Required action: The answer must reproduce all of the data below exactly and contain no images.

Data records for software interfaces:
__________________________________________________

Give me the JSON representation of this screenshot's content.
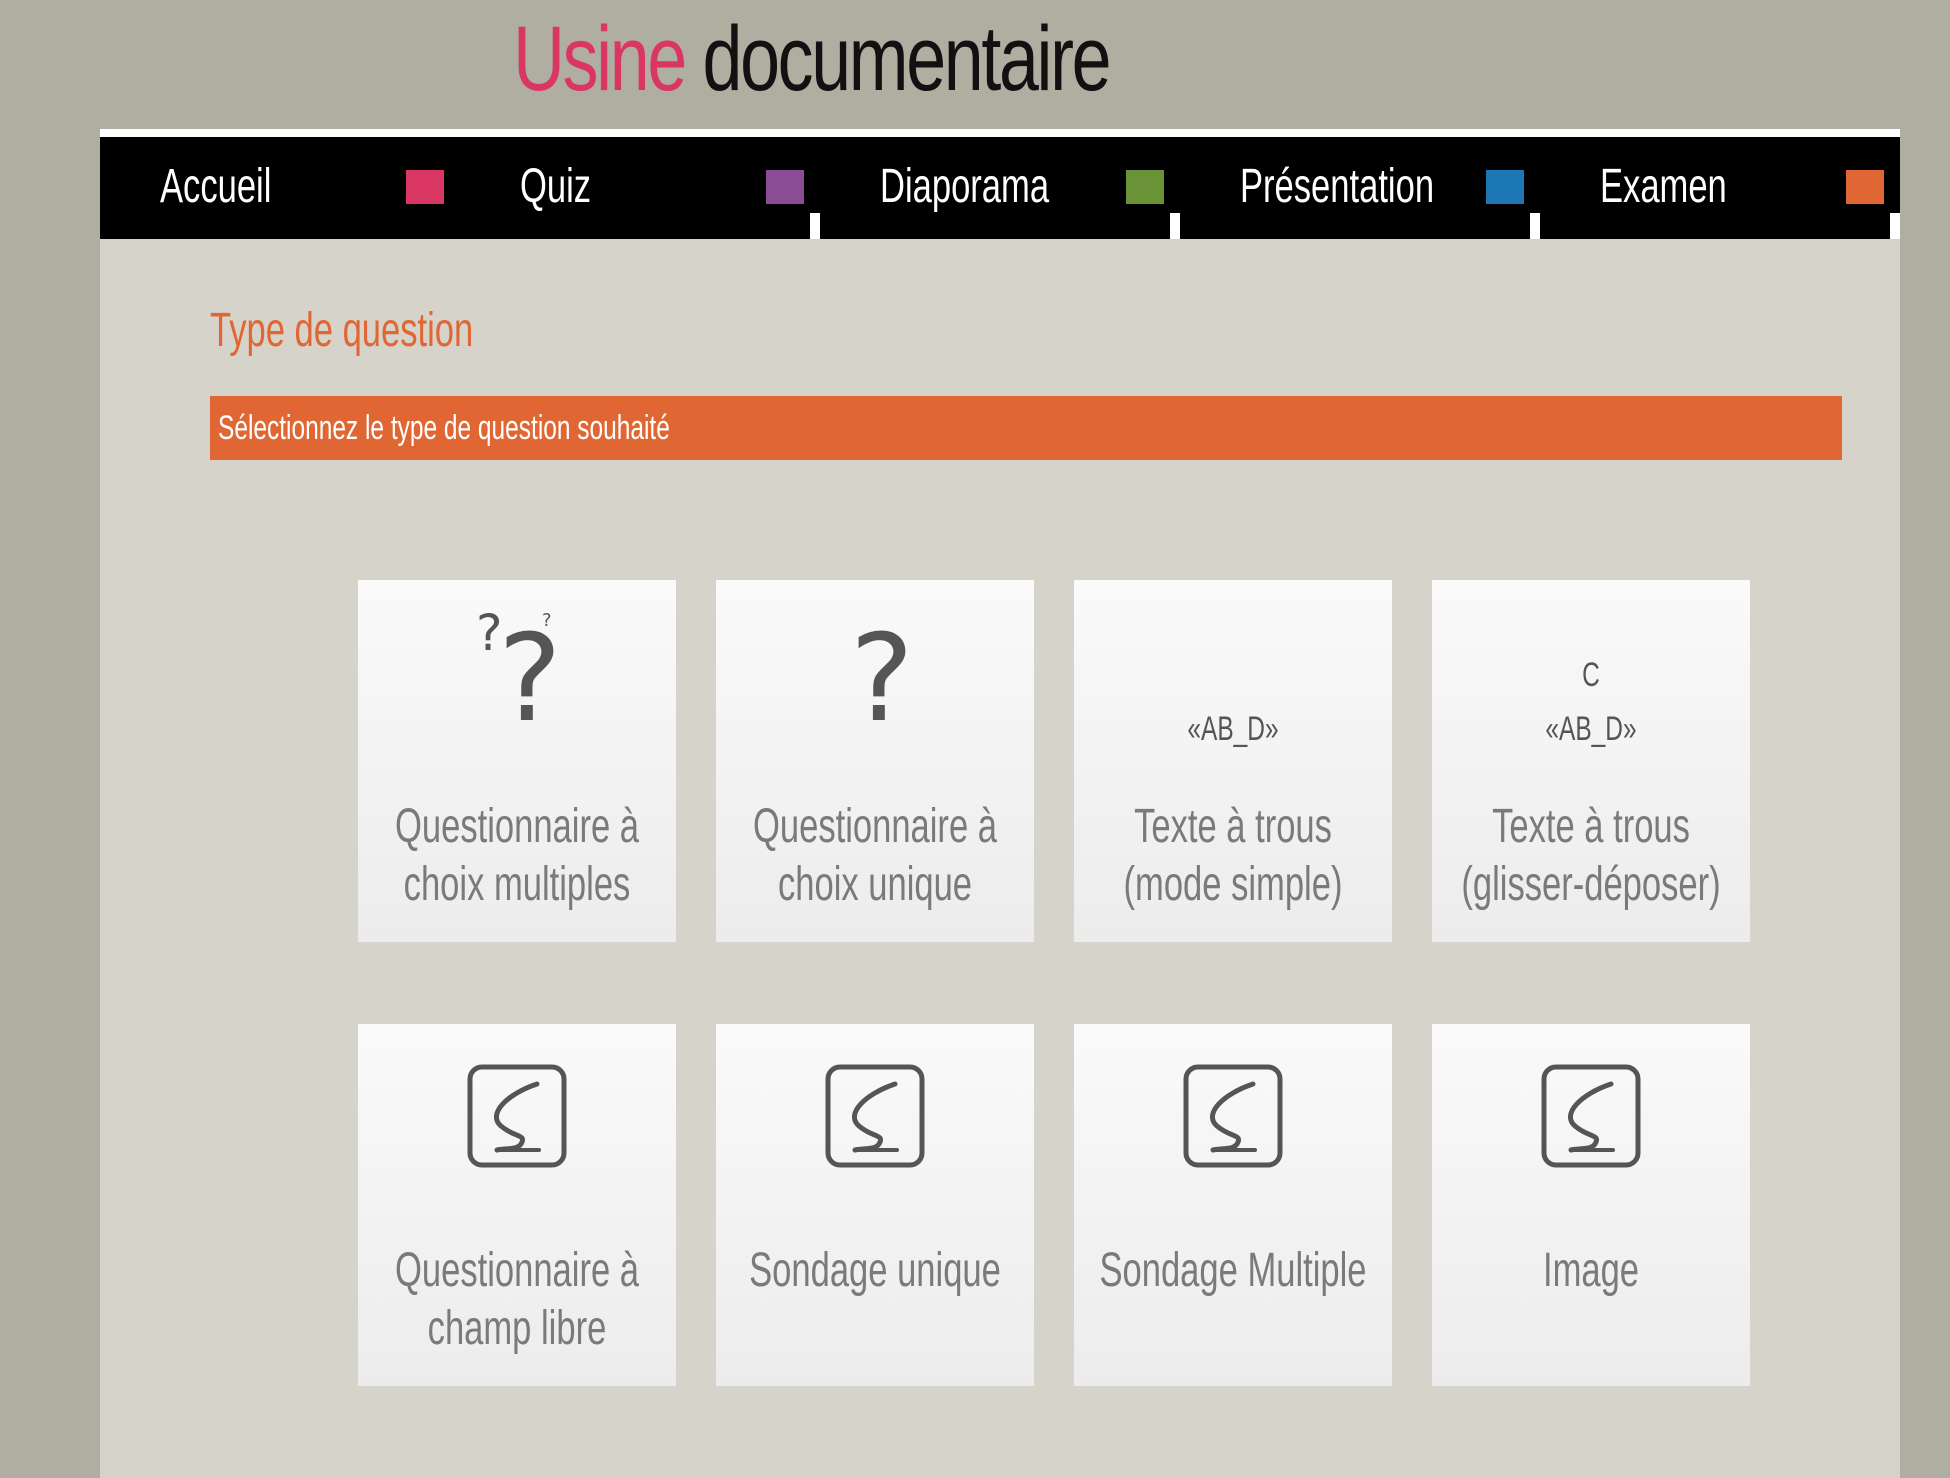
{
  "site": {
    "title_accent": "Usine",
    "title_rest": " documentaire"
  },
  "nav": {
    "items": [
      {
        "label": "Accueil",
        "color": "#d93664"
      },
      {
        "label": "Quiz",
        "color": "#8b4c96"
      },
      {
        "label": "Diaporama",
        "color": "#6a9236"
      },
      {
        "label": "Présentation",
        "color": "#1d77b5"
      },
      {
        "label": "Examen",
        "color": "#e06733"
      }
    ]
  },
  "page": {
    "section_title": "Type de question",
    "banner": "Sélectionnez le type de question souhaité"
  },
  "cards": [
    {
      "label": "Questionnaire à choix multiples",
      "icon": "multiple-question-marks-icon"
    },
    {
      "label": "Questionnaire à choix unique",
      "icon": "question-mark-icon"
    },
    {
      "label": "Texte à trous (mode simple)",
      "icon": "gap-text-icon",
      "icon_text": "«AB_D»"
    },
    {
      "label": "Texte à trous (glisser-déposer)",
      "icon": "drag-gap-text-icon",
      "icon_letter": "C",
      "icon_text": "«AB_D»"
    },
    {
      "label": "Questionnaire à champ libre",
      "icon": "squiggle-box-icon"
    },
    {
      "label": "Sondage unique",
      "icon": "squiggle-box-icon"
    },
    {
      "label": "Sondage Multiple",
      "icon": "squiggle-box-icon"
    },
    {
      "label": "Image",
      "icon": "squiggle-box-icon"
    }
  ],
  "colors": {
    "accent": "#e06733",
    "title_accent": "#d93664",
    "page_background": "#b0ada1",
    "content_background": "#d6d3cb"
  }
}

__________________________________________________

Written reply:
Give me the JSON representation of this screenshot's content.
{
  "site": {
    "title_accent": "Usine",
    "title_rest": " documentaire"
  },
  "nav": {
    "items": [
      {
        "label": "Accueil",
        "color": "#d93664"
      },
      {
        "label": "Quiz",
        "color": "#8b4c96"
      },
      {
        "label": "Diaporama",
        "color": "#6a9236"
      },
      {
        "label": "Présentation",
        "color": "#1d77b5"
      },
      {
        "label": "Examen",
        "color": "#e06733"
      }
    ]
  },
  "page": {
    "section_title": "Type de question",
    "banner": "Sélectionnez le type de question souhaité"
  },
  "cards": [
    {
      "label": "Questionnaire à choix multiples",
      "icon": "multiple-question-marks-icon"
    },
    {
      "label": "Questionnaire à choix unique",
      "icon": "question-mark-icon"
    },
    {
      "label": "Texte à trous (mode simple)",
      "icon": "gap-text-icon",
      "icon_text": "«AB_D»"
    },
    {
      "label": "Texte à trous (glisser-déposer)",
      "icon": "drag-gap-text-icon",
      "icon_letter": "C",
      "icon_text": "«AB_D»"
    },
    {
      "label": "Questionnaire à champ libre",
      "icon": "squiggle-box-icon"
    },
    {
      "label": "Sondage unique",
      "icon": "squiggle-box-icon"
    },
    {
      "label": "Sondage Multiple",
      "icon": "squiggle-box-icon"
    },
    {
      "label": "Image",
      "icon": "squiggle-box-icon"
    }
  ],
  "colors": {
    "accent": "#e06733",
    "title_accent": "#d93664",
    "page_background": "#b0ada1",
    "content_background": "#d6d3cb"
  }
}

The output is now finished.